Our past is never far behind, it takes only an instant to unearth it. It is critical to have in place a plan for coping, and ways to stay focused and not get lost in it. I feel like there would have been times in the past where this type of trigger would have been quite difficult to deal with. Today, I am okay. I will note it, not bury it, and move on.
Not that many months ago I was watching the season finale of Homeland (Showtime). Claire Danes does an exceptional job of playing a bipolar CIA agent. In the last episode, she consents and undergoes ECT. Another bombshell for my brain. I have a lot of unresolved feelings about the ECT process and my feelings are all over the place. In that moment, it felt like my world tilted. I felt sick, I literally couldn’t catch my breath. It really rocked me, and it was worse because I wasn’t prepared. It took a few days but I gradually got over the intrusive thoughts, and the bad dreams. I took something away from that experience. Actually, a couple of things. One was that I needed a way to cope when things like that came up. The other was that, when experiences trigger me like that, it is important to note it. It means that there is something there that needs working on. I know with the Homeland trigger, it is the ECT. Eventually I’ll need to work through it.

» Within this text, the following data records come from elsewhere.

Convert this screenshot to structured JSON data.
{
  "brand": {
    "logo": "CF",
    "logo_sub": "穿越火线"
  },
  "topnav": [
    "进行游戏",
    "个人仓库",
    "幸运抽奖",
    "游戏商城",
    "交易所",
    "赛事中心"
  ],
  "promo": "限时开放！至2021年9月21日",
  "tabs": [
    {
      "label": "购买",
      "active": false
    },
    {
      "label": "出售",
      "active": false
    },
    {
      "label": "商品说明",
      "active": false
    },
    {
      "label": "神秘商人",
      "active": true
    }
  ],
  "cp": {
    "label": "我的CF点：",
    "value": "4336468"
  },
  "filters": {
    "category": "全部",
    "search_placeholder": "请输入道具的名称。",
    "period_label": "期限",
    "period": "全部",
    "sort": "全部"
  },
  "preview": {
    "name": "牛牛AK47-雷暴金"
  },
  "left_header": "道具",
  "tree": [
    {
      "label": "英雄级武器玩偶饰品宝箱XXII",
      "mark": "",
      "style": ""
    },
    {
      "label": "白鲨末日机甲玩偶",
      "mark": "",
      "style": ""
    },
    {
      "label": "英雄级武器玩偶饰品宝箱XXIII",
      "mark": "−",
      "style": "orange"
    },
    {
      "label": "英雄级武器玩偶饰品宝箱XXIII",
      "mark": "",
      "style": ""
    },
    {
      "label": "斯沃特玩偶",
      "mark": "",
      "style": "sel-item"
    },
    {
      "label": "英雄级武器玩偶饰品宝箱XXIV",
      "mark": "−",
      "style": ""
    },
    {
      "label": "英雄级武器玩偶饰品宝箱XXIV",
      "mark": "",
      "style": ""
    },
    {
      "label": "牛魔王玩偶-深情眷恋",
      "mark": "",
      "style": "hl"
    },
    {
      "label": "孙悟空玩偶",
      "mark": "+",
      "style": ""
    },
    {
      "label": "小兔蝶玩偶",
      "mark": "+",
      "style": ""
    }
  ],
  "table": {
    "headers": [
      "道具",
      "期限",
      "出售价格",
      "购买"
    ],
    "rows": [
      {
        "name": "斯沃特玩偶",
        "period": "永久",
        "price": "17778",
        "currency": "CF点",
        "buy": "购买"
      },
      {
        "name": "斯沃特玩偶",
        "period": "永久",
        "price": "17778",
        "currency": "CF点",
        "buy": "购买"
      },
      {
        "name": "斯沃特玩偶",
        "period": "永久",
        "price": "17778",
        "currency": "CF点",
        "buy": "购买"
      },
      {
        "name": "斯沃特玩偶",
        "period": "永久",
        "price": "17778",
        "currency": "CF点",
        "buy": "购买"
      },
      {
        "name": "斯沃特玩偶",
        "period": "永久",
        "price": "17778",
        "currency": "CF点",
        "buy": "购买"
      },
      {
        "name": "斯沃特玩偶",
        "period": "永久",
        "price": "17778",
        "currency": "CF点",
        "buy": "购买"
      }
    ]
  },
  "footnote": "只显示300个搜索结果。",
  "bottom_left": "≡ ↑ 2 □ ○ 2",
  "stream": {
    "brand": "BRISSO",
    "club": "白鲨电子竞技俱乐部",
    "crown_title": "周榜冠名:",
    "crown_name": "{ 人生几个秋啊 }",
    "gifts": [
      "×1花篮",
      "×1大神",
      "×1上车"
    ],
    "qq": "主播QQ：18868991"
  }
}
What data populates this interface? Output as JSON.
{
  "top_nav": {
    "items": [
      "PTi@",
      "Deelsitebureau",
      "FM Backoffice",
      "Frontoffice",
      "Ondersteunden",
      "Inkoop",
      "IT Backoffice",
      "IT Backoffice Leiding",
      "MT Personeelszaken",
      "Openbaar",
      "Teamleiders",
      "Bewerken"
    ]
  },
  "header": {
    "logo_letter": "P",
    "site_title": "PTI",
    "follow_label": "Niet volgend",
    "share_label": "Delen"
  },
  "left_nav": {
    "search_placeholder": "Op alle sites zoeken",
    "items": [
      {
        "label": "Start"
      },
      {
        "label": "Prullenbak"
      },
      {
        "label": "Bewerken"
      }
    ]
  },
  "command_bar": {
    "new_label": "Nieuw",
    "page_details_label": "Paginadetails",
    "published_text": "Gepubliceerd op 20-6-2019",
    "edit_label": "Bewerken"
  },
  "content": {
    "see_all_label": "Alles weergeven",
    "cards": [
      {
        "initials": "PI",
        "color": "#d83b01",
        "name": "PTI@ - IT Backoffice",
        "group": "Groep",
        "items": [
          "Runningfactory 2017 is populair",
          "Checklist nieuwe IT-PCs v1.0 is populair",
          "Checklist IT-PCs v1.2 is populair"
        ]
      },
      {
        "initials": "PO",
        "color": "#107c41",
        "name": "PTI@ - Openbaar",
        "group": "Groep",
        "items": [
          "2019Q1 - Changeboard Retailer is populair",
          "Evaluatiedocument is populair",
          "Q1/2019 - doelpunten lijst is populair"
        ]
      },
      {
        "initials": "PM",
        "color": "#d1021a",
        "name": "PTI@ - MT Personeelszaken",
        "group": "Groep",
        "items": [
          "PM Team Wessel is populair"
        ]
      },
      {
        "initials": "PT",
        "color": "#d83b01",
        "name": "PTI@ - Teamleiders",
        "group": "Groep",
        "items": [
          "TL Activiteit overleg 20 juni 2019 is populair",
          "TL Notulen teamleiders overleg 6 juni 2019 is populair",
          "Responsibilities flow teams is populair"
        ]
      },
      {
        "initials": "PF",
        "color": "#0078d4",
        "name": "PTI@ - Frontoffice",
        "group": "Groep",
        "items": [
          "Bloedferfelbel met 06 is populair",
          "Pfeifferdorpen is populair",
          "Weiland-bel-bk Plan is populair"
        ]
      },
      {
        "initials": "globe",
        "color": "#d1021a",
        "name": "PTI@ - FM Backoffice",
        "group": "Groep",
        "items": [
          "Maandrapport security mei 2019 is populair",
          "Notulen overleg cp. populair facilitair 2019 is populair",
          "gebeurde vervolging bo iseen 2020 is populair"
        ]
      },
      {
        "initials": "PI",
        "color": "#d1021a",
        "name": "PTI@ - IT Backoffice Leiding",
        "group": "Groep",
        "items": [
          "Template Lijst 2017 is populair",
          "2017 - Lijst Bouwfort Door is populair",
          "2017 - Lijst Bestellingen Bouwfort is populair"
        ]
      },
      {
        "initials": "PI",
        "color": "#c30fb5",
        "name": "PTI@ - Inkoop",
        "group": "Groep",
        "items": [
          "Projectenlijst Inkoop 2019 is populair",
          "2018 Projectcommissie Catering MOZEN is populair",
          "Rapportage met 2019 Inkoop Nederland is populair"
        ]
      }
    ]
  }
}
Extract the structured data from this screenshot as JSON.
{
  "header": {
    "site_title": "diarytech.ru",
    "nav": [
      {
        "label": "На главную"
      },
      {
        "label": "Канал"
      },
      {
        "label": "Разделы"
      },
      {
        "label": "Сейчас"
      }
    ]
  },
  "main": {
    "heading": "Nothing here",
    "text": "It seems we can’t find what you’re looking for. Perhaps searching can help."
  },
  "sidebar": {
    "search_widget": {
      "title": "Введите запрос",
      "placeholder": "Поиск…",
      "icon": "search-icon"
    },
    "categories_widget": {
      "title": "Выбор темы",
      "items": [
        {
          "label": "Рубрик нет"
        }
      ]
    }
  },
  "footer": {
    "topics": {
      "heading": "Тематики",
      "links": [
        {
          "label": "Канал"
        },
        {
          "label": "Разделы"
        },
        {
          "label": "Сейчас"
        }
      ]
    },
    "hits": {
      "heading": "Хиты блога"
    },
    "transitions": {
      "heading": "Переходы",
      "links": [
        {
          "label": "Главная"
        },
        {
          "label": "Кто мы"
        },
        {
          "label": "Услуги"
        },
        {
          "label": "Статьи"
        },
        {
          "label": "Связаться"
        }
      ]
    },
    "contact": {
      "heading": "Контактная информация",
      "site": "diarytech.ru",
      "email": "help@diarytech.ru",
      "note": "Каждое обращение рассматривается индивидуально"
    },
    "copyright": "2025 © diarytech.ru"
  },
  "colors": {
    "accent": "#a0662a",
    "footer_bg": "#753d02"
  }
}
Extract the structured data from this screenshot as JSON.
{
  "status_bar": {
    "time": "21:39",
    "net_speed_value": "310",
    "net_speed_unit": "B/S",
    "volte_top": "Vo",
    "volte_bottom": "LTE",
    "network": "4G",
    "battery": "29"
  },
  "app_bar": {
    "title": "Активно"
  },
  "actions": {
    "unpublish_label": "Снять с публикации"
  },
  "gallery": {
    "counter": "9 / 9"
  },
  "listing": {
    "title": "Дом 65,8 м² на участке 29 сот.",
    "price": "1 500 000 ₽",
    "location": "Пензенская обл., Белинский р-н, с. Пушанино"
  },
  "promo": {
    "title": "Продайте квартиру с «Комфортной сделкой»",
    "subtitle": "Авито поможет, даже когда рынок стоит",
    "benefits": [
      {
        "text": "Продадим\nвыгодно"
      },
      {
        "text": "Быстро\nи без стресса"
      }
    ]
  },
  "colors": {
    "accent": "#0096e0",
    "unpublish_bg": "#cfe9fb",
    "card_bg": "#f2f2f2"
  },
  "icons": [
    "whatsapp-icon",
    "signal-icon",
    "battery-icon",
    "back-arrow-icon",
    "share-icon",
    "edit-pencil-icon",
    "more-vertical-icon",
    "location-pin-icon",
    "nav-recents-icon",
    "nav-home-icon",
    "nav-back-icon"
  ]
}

Triggers are all around us. Each and every day. They can either trip us up, or they can strength us. It is okay to feel upset and to revisit the past. But it is a “visit”, not a stay. In brief visits it is manageable. I can cope with that.